Saved data entries

++++++++++

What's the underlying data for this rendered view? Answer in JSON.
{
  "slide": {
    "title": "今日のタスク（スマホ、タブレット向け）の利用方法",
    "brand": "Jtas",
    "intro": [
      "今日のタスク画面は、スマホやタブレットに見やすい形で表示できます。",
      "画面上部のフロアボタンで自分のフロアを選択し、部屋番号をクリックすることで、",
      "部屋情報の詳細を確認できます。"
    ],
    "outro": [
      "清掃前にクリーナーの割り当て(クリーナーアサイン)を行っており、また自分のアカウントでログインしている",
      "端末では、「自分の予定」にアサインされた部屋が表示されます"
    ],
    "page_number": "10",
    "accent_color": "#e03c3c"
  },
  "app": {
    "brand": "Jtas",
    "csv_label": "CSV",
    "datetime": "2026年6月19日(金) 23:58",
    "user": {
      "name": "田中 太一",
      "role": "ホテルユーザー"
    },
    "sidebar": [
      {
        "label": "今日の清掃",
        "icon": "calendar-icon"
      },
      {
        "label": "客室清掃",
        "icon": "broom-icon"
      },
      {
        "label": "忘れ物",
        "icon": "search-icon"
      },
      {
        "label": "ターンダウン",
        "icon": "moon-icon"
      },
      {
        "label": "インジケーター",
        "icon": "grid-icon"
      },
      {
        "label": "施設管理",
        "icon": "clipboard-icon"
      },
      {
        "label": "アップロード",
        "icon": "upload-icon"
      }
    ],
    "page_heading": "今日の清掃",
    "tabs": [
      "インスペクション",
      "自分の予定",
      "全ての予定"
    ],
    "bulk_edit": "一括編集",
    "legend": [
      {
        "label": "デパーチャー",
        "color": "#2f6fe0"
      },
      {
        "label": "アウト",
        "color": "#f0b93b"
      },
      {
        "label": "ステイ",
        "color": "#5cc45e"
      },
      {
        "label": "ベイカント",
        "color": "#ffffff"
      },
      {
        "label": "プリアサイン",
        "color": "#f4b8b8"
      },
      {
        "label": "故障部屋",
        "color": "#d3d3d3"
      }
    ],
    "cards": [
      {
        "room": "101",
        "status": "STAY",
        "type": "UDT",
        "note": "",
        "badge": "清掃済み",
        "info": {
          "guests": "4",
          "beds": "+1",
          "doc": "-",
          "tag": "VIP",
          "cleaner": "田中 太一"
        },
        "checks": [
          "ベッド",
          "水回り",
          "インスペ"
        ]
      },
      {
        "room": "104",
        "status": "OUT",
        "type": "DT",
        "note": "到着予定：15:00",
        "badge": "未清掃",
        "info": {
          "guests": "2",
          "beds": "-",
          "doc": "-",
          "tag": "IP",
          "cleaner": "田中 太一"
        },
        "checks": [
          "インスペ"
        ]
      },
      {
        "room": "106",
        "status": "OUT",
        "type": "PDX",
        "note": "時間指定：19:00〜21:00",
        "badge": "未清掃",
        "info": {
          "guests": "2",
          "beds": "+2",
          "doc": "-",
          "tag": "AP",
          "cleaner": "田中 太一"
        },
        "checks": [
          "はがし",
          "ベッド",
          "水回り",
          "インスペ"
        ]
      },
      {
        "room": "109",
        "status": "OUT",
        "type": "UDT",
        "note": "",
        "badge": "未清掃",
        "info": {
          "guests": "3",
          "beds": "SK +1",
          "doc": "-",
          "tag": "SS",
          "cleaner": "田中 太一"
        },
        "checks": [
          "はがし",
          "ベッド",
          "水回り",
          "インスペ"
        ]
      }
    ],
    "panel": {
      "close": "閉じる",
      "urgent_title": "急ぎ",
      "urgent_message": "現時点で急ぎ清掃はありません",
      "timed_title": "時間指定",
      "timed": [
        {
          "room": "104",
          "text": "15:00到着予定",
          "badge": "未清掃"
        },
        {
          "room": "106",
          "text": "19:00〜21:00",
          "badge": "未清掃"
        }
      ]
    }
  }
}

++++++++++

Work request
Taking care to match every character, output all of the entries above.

Answer box
What's the underlying data for this rendered view? Answer in JSON.
{
  "slide": {
    "title": "今日のタスク（スマホ、タブレット向け）の利用方法",
    "brand": "Jtas",
    "intro": [
      "今日のタスク画面は、スマホやタブレットに見やすい形で表示できます。",
      "画面上部のフロアボタンで自分のフロアを選択し、部屋番号をクリックすることで、",
      "部屋情報の詳細を確認できます。"
    ],
    "outro": [
      "清掃前にクリーナーの割り当て(クリーナーアサイン)を行っており、また自分のアカウントでログインしている",
      "端末では、「自分の予定」にアサインされた部屋が表示されます"
    ],
    "page_number": "10",
    "accent_color": "#e03c3c"
  },
  "app": {
    "brand": "Jtas",
    "csv_label": "CSV",
    "datetime": "2026年6月19日(金) 23:58",
    "user": {
      "name": "田中 太一",
      "role": "ホテルユーザー"
    },
    "sidebar": [
      {
        "label": "今日の清掃",
        "icon": "calendar-icon"
      },
      {
        "label": "客室清掃",
        "icon": "broom-icon"
      },
      {
        "label": "忘れ物",
        "icon": "search-icon"
      },
      {
        "label": "ターンダウン",
        "icon": "moon-icon"
      },
      {
        "label": "インジケーター",
        "icon": "grid-icon"
      },
      {
        "label": "施設管理",
        "icon": "clipboard-icon"
      },
      {
        "label": "アップロード",
        "icon": "upload-icon"
      }
    ],
    "page_heading": "今日の清掃",
    "tabs": [
      "インスペクション",
      "自分の予定",
      "全ての予定"
    ],
    "bulk_edit": "一括編集",
    "legend": [
      {
        "label": "デパーチャー",
        "color": "#2f6fe0"
      },
      {
        "label": "アウト",
        "color": "#f0b93b"
      },
      {
        "label": "ステイ",
        "color": "#5cc45e"
      },
      {
        "label": "ベイカント",
        "color": "#ffffff"
      },
      {
        "label": "プリアサイン",
        "color": "#f4b8b8"
      },
      {
        "label": "故障部屋",
        "color": "#d3d3d3"
      }
    ],
    "cards": [
      {
        "room": "101",
        "status": "STAY",
        "type": "UDT",
        "note": "",
        "badge": "清掃済み",
        "info": {
          "guests": "4",
          "beds": "+1",
          "doc": "-",
          "tag": "VIP",
          "cleaner": "田中 太一"
        },
        "checks": [
          "ベッド",
          "水回り",
          "インスペ"
        ]
      },
      {
        "room": "104",
        "status": "OUT",
        "type": "DT",
        "note": "到着予定：15:00",
        "badge": "未清掃",
        "info": {
          "guests": "2",
          "beds": "-",
          "doc": "-",
          "tag": "IP",
          "cleaner": "田中 太一"
        },
        "checks": [
          "インスペ"
        ]
      },
      {
        "room": "106",
        "status": "OUT",
        "type": "PDX",
        "note": "時間指定：19:00〜21:00",
        "badge": "未清掃",
        "info": {
          "guests": "2",
          "beds": "+2",
          "doc": "-",
          "tag": "AP",
          "cleaner": "田中 太一"
        },
        "checks": [
          "はがし",
          "ベッド",
          "水回り",
          "インスペ"
        ]
      },
      {
        "room": "109",
        "status": "OUT",
        "type": "UDT",
        "note": "",
        "badge": "未清掃",
        "info": {
          "guests": "3",
          "beds": "SK +1",
          "doc": "-",
          "tag": "SS",
          "cleaner": "田中 太一"
        },
        "checks": [
          "はがし",
          "ベッド",
          "水回り",
          "インスペ"
        ]
      }
    ],
    "panel": {
      "close": "閉じる",
      "urgent_title": "急ぎ",
      "urgent_message": "現時点で急ぎ清掃はありません",
      "timed_title": "時間指定",
      "timed": [
        {
          "room": "104",
          "text": "15:00到着予定",
          "badge": "未清掃"
        },
        {
          "room": "106",
          "text": "19:00〜21:00",
          "badge": "未清掃"
        }
      ]
    }
  }
}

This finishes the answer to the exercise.